But one who is merely heavily involved in the transaction out of which the prosecution flows is not a "prosecutor." E.g., Prysock v. State, 44 Ga. App. 229 ( 161 S.E. 153) (1931).
"It has been held that the fact that a juror is closely related to one acting as a partisan for the state in a criminal prosecution, even where such one actively assists in the prosecution by assisting in striking the jury, prompting questions, and suggesting witnesses, affords no ground of challenging such juror for cause. Harris v. State, 191 Ga. 243, 248 ( 12 S.E.2d 64) and cits." Durham v. State, 129 Ga. App. 5 (3) ( 198 S.E.2d 387) (1973) (holding sheriff not a "prosecutor" even though he sat at counsel table with the district attorney).

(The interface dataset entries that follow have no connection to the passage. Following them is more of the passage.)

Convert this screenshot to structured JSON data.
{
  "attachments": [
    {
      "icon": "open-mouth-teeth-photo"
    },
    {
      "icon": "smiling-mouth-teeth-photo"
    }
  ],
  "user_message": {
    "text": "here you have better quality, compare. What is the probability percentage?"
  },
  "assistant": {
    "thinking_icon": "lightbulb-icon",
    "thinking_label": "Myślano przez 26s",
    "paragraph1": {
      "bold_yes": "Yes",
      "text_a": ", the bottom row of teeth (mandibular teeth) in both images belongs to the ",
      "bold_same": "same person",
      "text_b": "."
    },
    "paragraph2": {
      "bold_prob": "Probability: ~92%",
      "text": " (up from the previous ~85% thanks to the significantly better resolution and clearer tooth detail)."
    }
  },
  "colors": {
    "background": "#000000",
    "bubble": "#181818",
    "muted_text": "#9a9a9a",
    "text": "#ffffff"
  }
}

There are a few other circumstances, not presented here, in which one may become a "prosecutor." E.g., Harris v. State, 188 Ga. 745 ( 4 S.E.2d 651) (1939); Perrett v. State, 16 Ga. App. 587 ( 85 S.E. 820) (1914).
The case most strongly urged by Spence is Ethridge v. State, 164 Ga. 53 ( 137 S.E. 784) (1927), in which Sheriff Middlebrooks was held to be the prosecutor and his relatives were disqualified on these facts:
"`[H]e procured the warrant upon which the said Atkinson Ethridge was arrested in said case, and made the affidavit on which said warrant was issued, ... he personally made investigation as to the said homicide, and as to the identity of the perpetrators, his efforts along this line beginning on the day of the homicide, and continuing through the trial of the said Atkinson Ethridge; that he gave testimony in the case when the indictment was returned; that he furnished to the solicitor-general and his associate counsel the names of other witnesses upon whose testimony the indictment was returned; that he actively assisted the solicitor-general in the preparation and presentation of said case upon the trial thereof'; `that he was the prosecutor in said case from its inception until the said case was submitted to the jury trying the same, and that it was conceded by the state in open court at the time the jury was being selected, both by the solicitor general and the judge, that he was the prosecutor.'" Ethridge v. State, supra. (Emphasis supplied.)
The instant facts are not comparable to those of Ethridge.
The special presentment on which Spence was tried was signed by the district attorney, but the signature space marked "prosecutor" was left blank. Deputy Sheriff Costlow was shown by the trial transcript to have been the first investigating officer on the crime scene, and to have been chief of the investigation, examining evidence and interrogating Spence. He was an important trial witness for the state, and in closing argument the prosecuting attorney referred to him by name as he did numerous other state's witnesses. This does not make Costlow a "prosecutor" within the meaning of the cases.
Judgment affirmed. All the Justices concur, except Ingram and Hill, JJ., who concur specially, and Gunter, J., who concurs in the judgment only.
ARGUED JANUARY 25, 1977 — DECIDED FEBRUARY 22, 1977.
The record of defendant's 1974 trial lists A. R. Costlow as a witness for the state and Dewey Costlow on the jury list. It was incumbent upon defense counsel knowing these two facts to discover on voir dire the relationship between the two and to move for a mistrial under Code Ann. § 59-804 (4) upon learning of Deputy Sheriff Costlow's role as a "prosecutor," if he was a prosecutor. The defendant cannot sit silent at trial hoping for a favorable verdict and, when unsuccessful, move for a new trial on the ground that a juror should have been struck for cause. Joyner v. State, 208 Ga. 435 (2) ( 67 S.E.2d 221) (1951).
I am authorized to state that Justice Ingram joins in this special concurrence.